Here are some pictures so you can see how things changed. As always you can click on the pictures to view them larger.

Ainsley's natural position of her eyes (without using her forehead to lift) as they appeared the day before her second cranial surgery in July 2007.

Same day, Ainsley's eyes fully opened using her forehead to open them.

The height of swelling that caused damage to the eyelid muscles. She actually couldn't open her eyes at all for almost 2 weeks.

What the incision looks like about a month post-surgery.

Ainsley's eyes on her 1st birthday, almost 3 months post-surgery. This is pretty much how they look now when she is relaxed and not using her forehead to open them.


  1. Susan "people" I find can be very frustrating, enough that on some days it takes all my strength to venture out.
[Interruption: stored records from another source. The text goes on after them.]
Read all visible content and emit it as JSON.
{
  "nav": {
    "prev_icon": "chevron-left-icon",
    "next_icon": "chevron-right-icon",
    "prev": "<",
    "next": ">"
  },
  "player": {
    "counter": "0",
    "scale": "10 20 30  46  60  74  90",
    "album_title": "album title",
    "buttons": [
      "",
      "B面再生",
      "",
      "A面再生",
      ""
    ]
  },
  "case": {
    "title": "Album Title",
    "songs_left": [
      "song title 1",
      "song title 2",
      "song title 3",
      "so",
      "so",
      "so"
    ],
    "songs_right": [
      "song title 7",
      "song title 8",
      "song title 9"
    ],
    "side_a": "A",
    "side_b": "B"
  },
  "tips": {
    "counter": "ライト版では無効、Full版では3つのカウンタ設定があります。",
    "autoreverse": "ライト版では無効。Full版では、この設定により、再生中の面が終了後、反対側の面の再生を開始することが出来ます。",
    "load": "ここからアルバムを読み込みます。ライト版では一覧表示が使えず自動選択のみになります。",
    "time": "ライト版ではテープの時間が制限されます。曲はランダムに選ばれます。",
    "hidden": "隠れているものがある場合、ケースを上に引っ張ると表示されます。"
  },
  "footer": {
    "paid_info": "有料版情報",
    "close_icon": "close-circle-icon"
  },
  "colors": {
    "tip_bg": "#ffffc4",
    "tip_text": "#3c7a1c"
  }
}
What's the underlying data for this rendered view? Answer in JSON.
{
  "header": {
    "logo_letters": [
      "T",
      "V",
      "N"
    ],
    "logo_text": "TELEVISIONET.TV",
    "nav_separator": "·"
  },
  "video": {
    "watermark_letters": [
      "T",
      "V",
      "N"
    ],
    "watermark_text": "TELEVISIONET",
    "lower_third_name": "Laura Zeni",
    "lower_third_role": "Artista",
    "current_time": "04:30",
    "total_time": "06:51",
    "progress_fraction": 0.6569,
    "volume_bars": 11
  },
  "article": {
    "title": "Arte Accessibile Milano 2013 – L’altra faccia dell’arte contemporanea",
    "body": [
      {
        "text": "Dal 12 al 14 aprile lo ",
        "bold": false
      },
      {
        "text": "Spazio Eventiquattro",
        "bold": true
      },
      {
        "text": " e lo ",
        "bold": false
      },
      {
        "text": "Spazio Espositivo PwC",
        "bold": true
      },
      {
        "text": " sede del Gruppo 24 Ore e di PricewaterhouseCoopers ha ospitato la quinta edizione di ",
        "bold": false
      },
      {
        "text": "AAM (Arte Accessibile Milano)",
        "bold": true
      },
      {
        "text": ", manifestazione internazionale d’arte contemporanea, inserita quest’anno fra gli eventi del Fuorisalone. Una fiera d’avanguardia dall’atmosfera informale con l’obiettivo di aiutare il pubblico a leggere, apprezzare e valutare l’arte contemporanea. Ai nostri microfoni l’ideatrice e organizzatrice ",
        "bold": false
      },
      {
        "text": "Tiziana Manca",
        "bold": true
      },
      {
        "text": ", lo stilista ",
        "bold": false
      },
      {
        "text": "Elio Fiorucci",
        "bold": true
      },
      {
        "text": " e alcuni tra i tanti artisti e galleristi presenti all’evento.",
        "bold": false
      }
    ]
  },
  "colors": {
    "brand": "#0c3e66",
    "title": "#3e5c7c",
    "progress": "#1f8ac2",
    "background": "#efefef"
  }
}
    I have said it before and I will say it again Ainsley is very beautiful to me and I really think she is a doll. Looking into those eyes through pictures I see the most magnificent set of deep brown eyes I perhaps have ever seen.


  2. I'm sorry that you have had to deal with the stares and rude comments. Your daughter is very cute!

  3. Susan,

    Boy can I relate to this post. Not in the looks of our girls (although I think they are both very beautiful) but in the whole reaching a decision process. Going back and forth and pushing the professionals to think out of the box a little. Fixing one problem, causing two more. Getting your hopes up, then being disappointed. Then picking yourself up to do it all over again. With a smile and good attitude. Finding happiness anyway.

    You're a good person and mom. You're going to teach Ainsley so many good, strong qualities that will get her through the tough times. Well, that's the little speech I give myself, too. Until they begin to realize they look a little different. Then I don't know what we'll do. I guess we'll think of something.

    Hang in there.

  4. (((((((((HUGS)))))))))
    It is hard to try to always wear a coat of armour!! Most the time I still guage whether we go somewhere is by whether I feel like I can handle the stares and comments or not. If I am likely to punch someone for their idiocy then we stay home!! I have really become a smart a$$ too, depending on who and how something is said. Hang in there, wish I could tell you it gets easier but my experience is it just becomes routine!
    BTW I think she is BEAUTIFUL!!! Screw everyone else!!! LOL